**Work instruction:** Work out how many lines in the data below contain the string "Controller", and reply with that figure alone.

**Exercise input:**
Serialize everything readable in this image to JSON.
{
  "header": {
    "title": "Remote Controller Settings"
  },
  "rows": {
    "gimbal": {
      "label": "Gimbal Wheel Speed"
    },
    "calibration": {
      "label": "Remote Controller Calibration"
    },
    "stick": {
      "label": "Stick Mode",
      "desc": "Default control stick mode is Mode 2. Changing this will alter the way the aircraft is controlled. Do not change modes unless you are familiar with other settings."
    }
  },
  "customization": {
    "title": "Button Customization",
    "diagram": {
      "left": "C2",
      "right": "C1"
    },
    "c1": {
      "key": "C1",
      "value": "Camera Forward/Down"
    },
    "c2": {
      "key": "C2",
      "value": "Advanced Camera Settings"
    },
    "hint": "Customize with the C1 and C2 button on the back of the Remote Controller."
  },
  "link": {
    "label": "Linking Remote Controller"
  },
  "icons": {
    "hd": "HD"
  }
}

**Result below:** 4